Problem description - List the lines of this listing that hold the word "content".
━━━━━ The data
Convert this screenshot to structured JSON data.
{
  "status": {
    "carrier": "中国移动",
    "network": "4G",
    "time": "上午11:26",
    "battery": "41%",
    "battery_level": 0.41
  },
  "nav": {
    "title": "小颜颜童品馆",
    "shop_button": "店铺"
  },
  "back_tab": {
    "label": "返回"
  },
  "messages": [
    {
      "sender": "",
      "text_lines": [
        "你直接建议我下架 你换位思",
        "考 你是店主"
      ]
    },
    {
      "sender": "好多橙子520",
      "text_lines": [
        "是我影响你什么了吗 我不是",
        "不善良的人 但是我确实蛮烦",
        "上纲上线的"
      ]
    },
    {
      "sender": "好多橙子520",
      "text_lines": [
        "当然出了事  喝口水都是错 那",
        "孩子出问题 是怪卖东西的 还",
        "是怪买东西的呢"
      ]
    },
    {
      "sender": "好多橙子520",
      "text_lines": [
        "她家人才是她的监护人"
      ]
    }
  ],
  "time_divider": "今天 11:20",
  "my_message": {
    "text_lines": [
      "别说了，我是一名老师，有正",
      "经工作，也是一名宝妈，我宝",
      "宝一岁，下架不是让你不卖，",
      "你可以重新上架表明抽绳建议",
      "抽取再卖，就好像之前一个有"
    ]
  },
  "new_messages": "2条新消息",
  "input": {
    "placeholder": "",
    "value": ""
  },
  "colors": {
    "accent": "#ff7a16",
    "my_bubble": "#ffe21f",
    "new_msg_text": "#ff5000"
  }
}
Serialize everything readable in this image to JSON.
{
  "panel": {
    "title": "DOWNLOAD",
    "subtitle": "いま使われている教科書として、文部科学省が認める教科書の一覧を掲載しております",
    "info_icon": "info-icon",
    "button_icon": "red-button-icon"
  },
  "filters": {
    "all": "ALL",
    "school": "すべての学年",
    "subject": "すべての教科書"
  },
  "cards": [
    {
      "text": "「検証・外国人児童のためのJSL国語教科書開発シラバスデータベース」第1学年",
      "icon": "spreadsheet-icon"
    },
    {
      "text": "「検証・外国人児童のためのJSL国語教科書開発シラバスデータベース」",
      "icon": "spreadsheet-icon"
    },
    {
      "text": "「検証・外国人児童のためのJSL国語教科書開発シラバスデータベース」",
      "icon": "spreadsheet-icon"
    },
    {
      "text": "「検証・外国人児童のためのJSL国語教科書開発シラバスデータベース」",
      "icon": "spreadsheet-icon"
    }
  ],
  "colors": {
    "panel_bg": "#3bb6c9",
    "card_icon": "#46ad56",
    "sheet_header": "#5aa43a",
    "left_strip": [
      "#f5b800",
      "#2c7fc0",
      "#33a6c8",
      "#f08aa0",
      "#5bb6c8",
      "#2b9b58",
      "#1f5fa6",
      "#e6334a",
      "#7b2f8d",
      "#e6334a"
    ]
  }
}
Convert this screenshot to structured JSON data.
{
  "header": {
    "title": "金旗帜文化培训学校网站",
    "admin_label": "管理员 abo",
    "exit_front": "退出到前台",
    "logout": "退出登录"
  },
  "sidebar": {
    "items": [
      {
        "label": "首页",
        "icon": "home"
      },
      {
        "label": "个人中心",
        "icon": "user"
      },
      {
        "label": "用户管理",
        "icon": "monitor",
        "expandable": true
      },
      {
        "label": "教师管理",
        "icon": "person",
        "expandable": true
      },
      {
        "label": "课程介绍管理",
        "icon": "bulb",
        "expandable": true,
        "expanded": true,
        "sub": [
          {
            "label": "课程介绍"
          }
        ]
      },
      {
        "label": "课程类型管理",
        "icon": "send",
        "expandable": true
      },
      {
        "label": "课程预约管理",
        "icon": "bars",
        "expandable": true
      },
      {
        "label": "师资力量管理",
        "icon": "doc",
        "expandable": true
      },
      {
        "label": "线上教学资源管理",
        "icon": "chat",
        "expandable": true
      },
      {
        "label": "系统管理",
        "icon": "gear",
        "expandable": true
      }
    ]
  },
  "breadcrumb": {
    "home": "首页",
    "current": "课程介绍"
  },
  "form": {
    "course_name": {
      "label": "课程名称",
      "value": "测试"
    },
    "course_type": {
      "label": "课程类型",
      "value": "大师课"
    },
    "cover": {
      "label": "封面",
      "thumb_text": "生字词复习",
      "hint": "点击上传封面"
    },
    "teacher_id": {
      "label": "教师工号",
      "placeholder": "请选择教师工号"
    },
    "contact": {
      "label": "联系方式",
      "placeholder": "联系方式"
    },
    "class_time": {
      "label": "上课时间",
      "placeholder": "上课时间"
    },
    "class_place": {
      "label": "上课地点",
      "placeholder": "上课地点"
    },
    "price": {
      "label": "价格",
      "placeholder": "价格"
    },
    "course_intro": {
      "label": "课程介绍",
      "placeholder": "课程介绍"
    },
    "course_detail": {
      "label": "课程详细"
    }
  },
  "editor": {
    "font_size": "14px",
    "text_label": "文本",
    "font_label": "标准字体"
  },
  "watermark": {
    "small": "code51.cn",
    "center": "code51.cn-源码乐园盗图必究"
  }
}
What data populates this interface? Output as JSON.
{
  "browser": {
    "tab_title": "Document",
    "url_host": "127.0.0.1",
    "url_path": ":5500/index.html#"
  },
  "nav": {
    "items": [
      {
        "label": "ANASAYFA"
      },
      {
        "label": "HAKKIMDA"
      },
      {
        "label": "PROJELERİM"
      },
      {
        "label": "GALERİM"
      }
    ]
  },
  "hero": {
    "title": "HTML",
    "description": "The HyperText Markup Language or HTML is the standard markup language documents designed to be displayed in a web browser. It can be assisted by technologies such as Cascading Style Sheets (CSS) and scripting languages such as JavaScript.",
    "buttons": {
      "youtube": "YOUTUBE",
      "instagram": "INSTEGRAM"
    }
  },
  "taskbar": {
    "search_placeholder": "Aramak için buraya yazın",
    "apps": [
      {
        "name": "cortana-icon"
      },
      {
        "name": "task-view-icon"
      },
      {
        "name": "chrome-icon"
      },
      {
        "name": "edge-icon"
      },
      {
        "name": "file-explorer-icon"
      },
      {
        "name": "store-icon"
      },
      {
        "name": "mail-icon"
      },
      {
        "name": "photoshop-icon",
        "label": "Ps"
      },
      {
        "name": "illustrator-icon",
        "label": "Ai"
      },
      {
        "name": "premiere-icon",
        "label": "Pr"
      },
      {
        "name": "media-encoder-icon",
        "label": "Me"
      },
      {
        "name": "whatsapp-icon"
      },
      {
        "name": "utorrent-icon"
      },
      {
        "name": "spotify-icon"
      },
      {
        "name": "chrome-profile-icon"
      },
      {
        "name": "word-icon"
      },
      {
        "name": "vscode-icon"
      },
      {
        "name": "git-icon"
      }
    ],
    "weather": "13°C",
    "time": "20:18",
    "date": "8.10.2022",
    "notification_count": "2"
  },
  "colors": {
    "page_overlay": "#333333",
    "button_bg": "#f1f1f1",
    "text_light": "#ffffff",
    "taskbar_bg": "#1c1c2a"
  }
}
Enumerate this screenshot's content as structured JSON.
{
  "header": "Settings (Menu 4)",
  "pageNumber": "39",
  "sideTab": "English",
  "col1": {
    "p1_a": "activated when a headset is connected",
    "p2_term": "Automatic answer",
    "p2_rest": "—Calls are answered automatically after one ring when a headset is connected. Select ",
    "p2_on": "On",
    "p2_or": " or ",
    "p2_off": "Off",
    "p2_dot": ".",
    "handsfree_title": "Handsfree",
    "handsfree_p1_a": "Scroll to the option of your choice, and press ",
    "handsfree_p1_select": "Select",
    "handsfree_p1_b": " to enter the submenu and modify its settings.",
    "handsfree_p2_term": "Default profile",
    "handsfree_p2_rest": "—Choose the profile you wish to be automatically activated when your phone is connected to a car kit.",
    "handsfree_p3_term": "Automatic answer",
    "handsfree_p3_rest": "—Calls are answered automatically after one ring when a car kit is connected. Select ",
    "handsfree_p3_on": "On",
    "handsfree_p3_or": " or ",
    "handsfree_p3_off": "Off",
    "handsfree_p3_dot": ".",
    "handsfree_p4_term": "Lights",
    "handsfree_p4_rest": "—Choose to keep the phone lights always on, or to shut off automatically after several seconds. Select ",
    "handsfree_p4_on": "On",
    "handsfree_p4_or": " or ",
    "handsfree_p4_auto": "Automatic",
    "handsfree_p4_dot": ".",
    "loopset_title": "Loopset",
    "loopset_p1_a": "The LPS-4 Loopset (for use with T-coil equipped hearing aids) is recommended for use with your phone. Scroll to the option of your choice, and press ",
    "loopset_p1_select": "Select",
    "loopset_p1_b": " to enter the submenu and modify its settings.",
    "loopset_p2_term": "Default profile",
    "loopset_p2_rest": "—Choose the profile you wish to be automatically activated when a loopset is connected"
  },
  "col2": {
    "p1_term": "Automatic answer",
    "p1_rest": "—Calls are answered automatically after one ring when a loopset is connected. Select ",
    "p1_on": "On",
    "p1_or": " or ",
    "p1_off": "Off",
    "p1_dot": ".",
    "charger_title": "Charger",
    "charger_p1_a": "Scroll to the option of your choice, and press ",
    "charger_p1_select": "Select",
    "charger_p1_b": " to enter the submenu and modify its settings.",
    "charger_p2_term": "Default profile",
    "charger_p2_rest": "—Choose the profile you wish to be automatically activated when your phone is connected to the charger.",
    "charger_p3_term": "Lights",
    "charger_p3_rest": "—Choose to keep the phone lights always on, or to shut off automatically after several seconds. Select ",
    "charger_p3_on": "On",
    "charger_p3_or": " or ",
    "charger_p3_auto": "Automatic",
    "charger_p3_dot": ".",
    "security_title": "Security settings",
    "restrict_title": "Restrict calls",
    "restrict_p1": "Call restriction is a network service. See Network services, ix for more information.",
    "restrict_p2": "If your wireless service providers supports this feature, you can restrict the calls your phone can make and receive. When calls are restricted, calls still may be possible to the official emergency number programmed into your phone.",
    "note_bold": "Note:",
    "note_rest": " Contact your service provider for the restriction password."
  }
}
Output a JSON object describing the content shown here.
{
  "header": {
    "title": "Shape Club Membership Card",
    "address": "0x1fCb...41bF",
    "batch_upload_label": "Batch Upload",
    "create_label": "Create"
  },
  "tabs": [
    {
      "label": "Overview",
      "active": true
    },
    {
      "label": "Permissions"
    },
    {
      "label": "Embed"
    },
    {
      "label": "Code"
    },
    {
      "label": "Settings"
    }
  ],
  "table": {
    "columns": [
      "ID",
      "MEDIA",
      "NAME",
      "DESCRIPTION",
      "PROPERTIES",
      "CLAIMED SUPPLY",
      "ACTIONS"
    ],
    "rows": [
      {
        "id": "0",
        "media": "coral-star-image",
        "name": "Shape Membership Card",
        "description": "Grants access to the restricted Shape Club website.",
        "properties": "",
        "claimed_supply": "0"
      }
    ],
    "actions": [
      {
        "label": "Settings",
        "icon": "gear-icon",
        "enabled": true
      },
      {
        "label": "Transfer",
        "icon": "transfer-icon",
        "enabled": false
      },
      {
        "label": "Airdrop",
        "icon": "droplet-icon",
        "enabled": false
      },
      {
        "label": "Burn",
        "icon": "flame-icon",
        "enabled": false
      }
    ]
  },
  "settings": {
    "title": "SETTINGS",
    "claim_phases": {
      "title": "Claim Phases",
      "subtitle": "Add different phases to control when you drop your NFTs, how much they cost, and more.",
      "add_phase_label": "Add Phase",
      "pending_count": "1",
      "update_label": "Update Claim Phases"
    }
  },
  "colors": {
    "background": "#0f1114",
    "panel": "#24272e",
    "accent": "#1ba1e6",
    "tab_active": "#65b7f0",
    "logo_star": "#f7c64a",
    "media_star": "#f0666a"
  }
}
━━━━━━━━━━
Answer to this problem -
Enumerate this screenshot's content as structured JSON.
Output a JSON object describing the content shown here.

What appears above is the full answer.